A traditional key system also means that those individuals who are authorized to have keys have unlimited access throughout the day, with no evidence to show who opens which locks.
Located in Alpharetta, Ga., the Atlanta-Fulton County facility is one of the largest in the state. The facility is operated by Joint Venture of Veolia Water North America & Khafra Engineering Consultants, Inc. (VWNA/KEC).
VWNA manages more than 550 water and wastewater treatment facilities throughout the U.S.
The Atlanta-Fulton County water treatment facility had a need to implement a system that could control access to a variety of openings. These included main entrances and office doors, as well as storage areas, padlocks, gates, chemical feed areas and computer cabinets that house the control systems for the plant.
With the large number of cylinders offered, VWNA/KEC was able to replace the mechanical cores in all of these locations with CyberLock electronic cylinders.
VWNA/KEC selected CyberLock for its versatility, increased security features and ease of installation. CyberLock cylinders are designed to replace traditional mechanical lock cylinders and install easily without the need for expensive hard-wiring.
In addition, the unique design of a CyberKey does not allow it to be duplicated. Passwords specific to each system allow the locks and keys to know they are part of the same database, and to exchange information.
Terry Jones, assistant project manager for VWNA/KEC, said "CyberLock has done everything that I was told it could do, and more."

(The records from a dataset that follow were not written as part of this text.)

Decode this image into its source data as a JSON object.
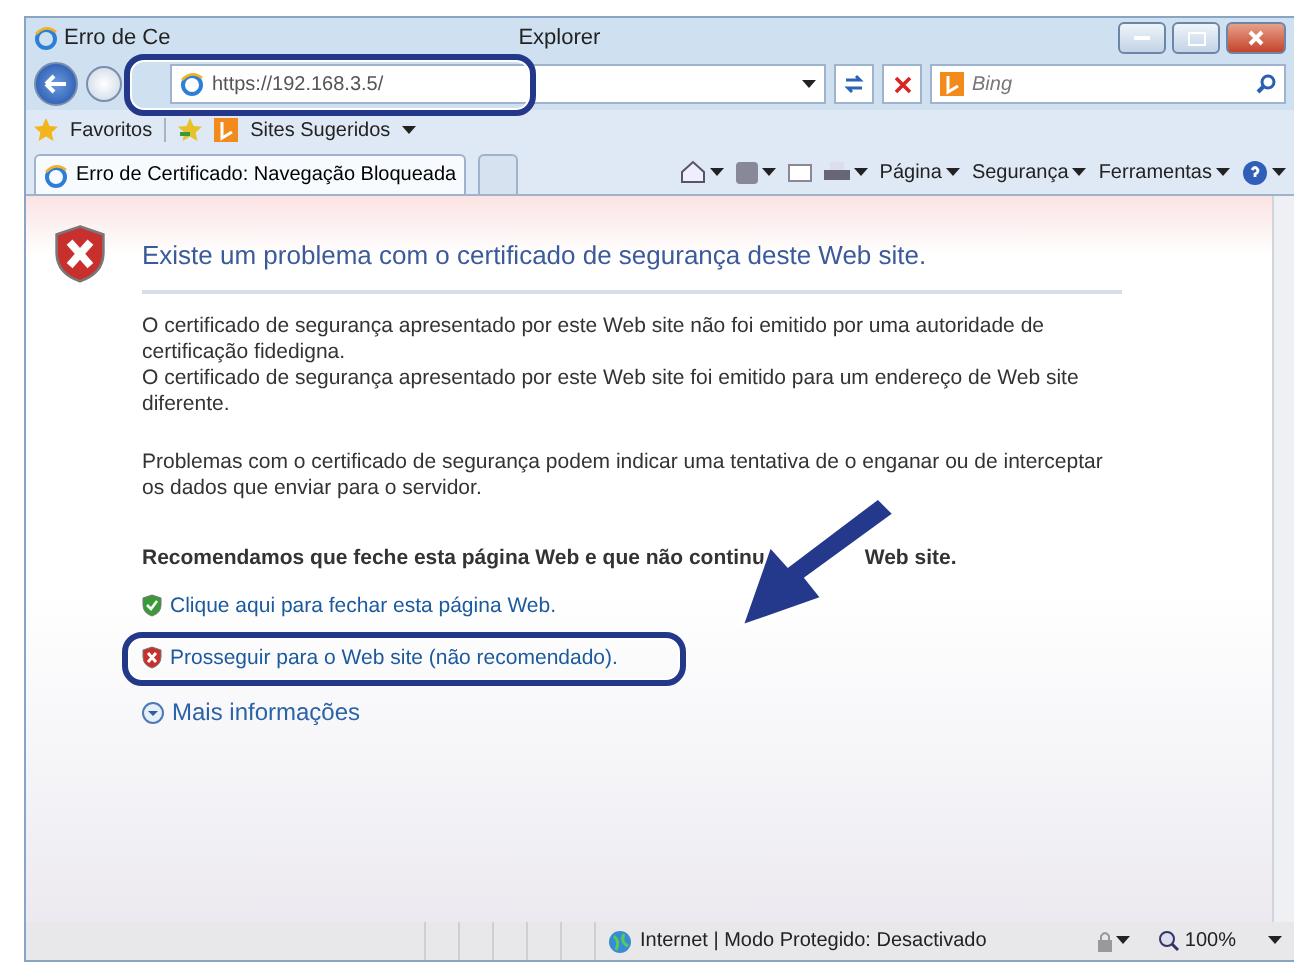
{
  "window": {
    "title_start": "Erro de Ce",
    "title_end": "Explorer"
  },
  "address_bar": {
    "url": "https://192.168.3.5/"
  },
  "search": {
    "placeholder": "Bing"
  },
  "favorites_bar": {
    "favorites": "Favoritos",
    "suggested": "Sites Sugeridos"
  },
  "tabs": [
    {
      "label": "Erro de Certificado: Navegação Bloqueada",
      "selected": true
    }
  ],
  "command_bar": [
    "Página",
    "Segurança",
    "Ferramentas"
  ],
  "content": {
    "heading": "Existe um problema com o certificado de segurança deste Web site.",
    "paragraphs": [
      "O certificado de segurança apresentado por este Web site não foi emitido por uma autoridade de certificação fidedigna.\nO certificado de segurança apresentado por este Web site foi emitido para um endereço de Web site diferente.",
      "Problemas com o certificado de segurança podem indicar uma tentativa de o enganar ou de interceptar os dados que enviar para o servidor."
    ],
    "recommendation_start": "Recomendamos que feche esta página Web e que não continu",
    "recommendation_end": "Web site.",
    "links": [
      {
        "kind": "safe",
        "text": "Clique aqui para fechar esta página Web."
      },
      {
        "kind": "unsafe",
        "text": "Prosseguir para o Web site (não recomendado)."
      }
    ],
    "more_info": "Mais informações"
  },
  "status_bar": {
    "zone": "Internet | Modo Protegido: Desactivado",
    "zoom": "100%"
  }
}
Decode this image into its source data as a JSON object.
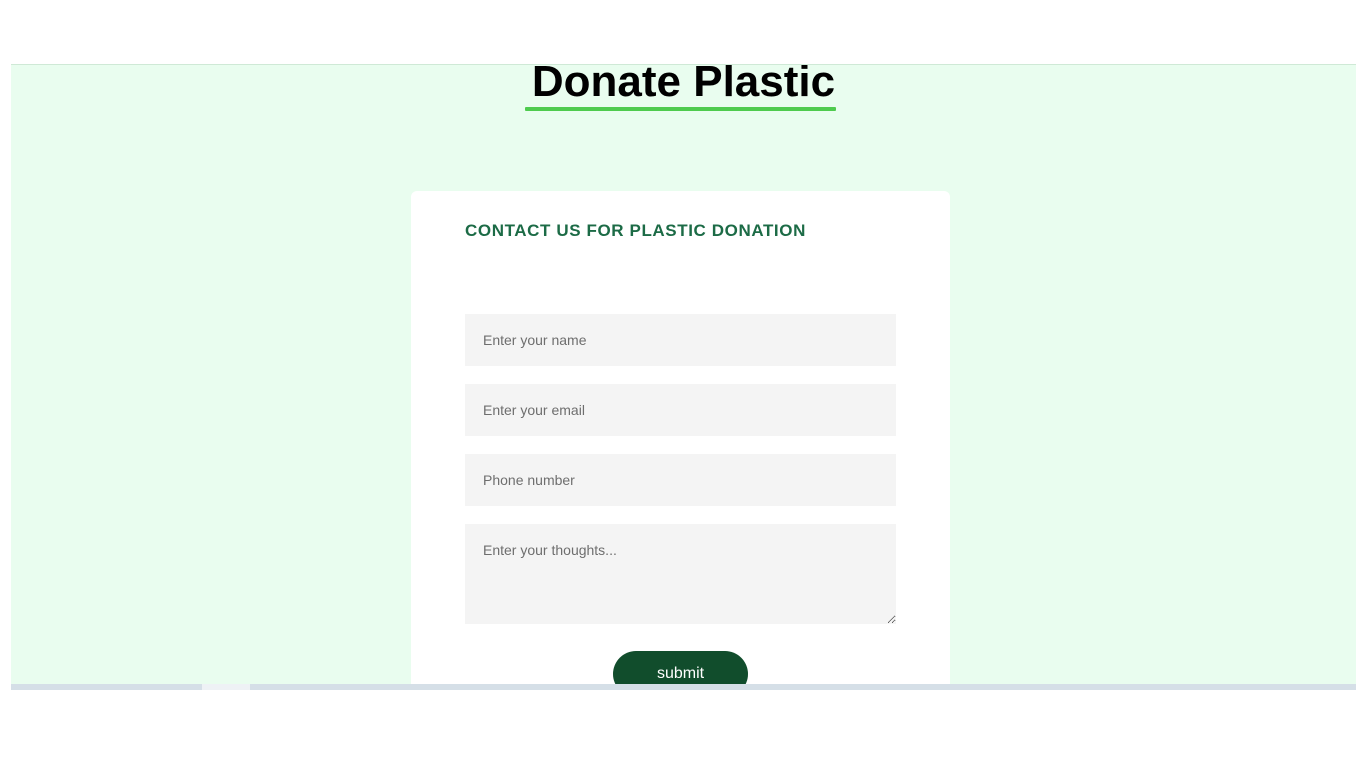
{
  "page": {
    "title": "Donate Plastic"
  },
  "form": {
    "heading": "CONTACT US FOR PLASTIC DONATION",
    "name_placeholder": "Enter your name",
    "email_placeholder": "Enter your email",
    "phone_placeholder": "Phone number",
    "thoughts_placeholder": "Enter your thoughts...",
    "submit_label": "submit"
  },
  "colors": {
    "page_background": "#e9fdef",
    "title_underline": "#4ecb4e",
    "heading_text": "#1c6b46",
    "submit_button": "#114d2c",
    "field_background": "#f4f4f4"
  }
}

CyberLocks limit user access to specified locks at pre-determined days and at specific times. A record of each opening and attempted access is stored in both the lock and the key. Up to 3,900 of the most recent events are stored in the key, and the last 1,100 events are stored in the lock.
"For extra security, e-mail notifications can be set up to alert administrators of high-risk events, such as when a key is denied entry or when a specific lock is opened," he continued. "Keys can be set with an expiration date, which can minimize the security risk when distributing keys to temporary contractors. "With the addition of CyberLock , security at the Atlanta-Fulton County Water Treatment Plant has vastly improved. The tasks of maintaining a mechanical key system, including re-keying and re-coring, are relegated to the past. When a key is misplaced or falls into the wrong hands, the locks can be programmed to recognize the key and to deny access to the user.
"We have been able to implement and maintain an increased security plan when alert levels issued by the government change rapidly," Jones concluded.